How to improve intimacy and sexual function after cancer
Many men and women struggle with intimate and sexual concerns during diagnosis, treatment, and remission of cancer. This can occur for numerous reasons, including physiological changes that occur with cancer treatment resulting in low libido, loss of erectile function, and pain with intercourse, as well as psychological difficulties such as depression and anxiety which commonly lead to relationship strain.
If a mastectomy or other body altering surgeries have been necessary, altered body image becomes a challenge to personal sexual identity. It is also common for a man or woman to feel like “I’ve been fighting against my body for so long, I don’t feel inside my own skin anymore.”
Many people will report complete disinterest in sex, such as, “Sex is the last thing on my mind right now,” especially during the initial diagnostic and treatment stages of cancer. Yet even when prognosis and expectations settle, many couples find themselves unable to regain ground in their intimate lives where it was lost in the months or years before.
Furthermore a prostatectomy, hysterectomy, chemotherapy, and hormone blocking medications can all drastically alter hormone levels, resulting in complete disinterest in sex, or inability to acquire an erection or develop vaginal lubrication required for intercourse. Worse yet, many cancer survivors are contraindicated to undergo hormone therapy even after they have combatted their cancer. “I feel nothing from the waist down anymore” is a common struggle.
The emotional experience of loss and grief associated with cancer can be profound for many individuals and their partners, and this psychological toll can strain even the most vibrant relationships. “It’s like I used to love eating and now I can’t taste food anymore” is one way to describe a common experience of sexual life loss. Where intimacy may once have been a comfort and cherished experience, the cancer survivorship experience can leave some couples gasping for air.
If the cancer treatment process is long and arduous, some couples find themselves losing a deep connection between them if focus has remained for an extended term on medical therapies and life logistical management. “It’s been so long since we have really talked, it feels like we have forgotten how” can be a conundrum many men and women find themselves in. Many couples experience struggle in expressing emotions towards one another in the face of cancer. If there were relationship issues that had been creating relationship discord before the trial and tribulations of cancer treatment, that can now seem buried under rubble, and “we don’t even know where to begin” seems like a daunting task.
So what can be done to foster a return to intimacy and sexual fulfillment despite a cancer diagnosis? First, multidisciplinary coordinated team care is often the best approach to address complex medical and psycho social contributions to sexual concerns in cancer survivorship. Complementary therapies approved by oncology such as acupuncture, talk therapy, yoga and relaxation techniques can often improve overall health and wellness. Oncology, holistic providers, primary care, pelvic floor physical therapy, marriage and sex therapists can all support a transformation process.
While hormone therapy is not indicated for some types of cancers in men and women, there are numerous other medical treatment options to restore sexual function, including vaginal moisturizers, lubricants, erectile medication and other treatment options, as well as devices with medical support for their use in people with sexual concerns.

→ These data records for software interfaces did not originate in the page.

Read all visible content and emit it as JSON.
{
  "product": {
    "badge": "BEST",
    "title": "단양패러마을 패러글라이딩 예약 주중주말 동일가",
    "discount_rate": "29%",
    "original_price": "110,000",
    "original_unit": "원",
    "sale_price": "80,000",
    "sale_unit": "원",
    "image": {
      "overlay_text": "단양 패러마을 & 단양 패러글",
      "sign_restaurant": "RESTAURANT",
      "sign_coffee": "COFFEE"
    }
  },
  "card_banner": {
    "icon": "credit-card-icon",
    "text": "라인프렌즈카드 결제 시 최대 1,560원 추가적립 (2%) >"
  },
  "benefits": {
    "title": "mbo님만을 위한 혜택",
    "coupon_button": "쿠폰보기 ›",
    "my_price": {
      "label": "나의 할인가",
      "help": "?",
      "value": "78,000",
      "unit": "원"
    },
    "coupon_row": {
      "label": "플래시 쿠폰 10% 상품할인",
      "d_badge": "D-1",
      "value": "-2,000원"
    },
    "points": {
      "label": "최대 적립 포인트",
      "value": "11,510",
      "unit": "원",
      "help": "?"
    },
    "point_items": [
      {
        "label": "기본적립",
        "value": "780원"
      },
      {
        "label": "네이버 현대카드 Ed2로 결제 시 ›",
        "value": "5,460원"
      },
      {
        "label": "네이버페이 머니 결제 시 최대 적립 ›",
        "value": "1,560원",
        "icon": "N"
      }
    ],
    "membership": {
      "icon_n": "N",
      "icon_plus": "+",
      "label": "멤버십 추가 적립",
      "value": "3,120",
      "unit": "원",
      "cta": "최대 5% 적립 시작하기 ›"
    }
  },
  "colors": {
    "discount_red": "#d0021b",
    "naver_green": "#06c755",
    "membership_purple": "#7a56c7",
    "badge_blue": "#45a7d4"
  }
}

Rediscovery of one’s body and self-identity is a process a sex therapist can facilitate — exploring and redefining who you are in your post-cancer body can be a very empowering process. Talking about sex after cancer can be uncomfortable for many couples, even if they have been together for decades. Cancer not only affects body parts, but also alters the way we respond to sexual touch and feelings. Honest exploration about what has changed, and what can next be developed, is an important adaptation in the process of cancer survivorship. Sex and marriage therapy in cancer survivorship can help revitalize a relationship, and set a new course that is intimate and fulfilling.
Consider that our sexuality persists and can even thrive despite being faced with challenges; sexuality is not based on our breasts or genitalia alone, but rather in combination with our hearts, minds, souls and in the deep connections we have in our love relationships. Cancer can have a profound effect on all aspects of quality of life, including physical, psychological, and social dimensions, however, overcoming these obstacles can create a different, new, and vital experience in our relationship with our self and our partner.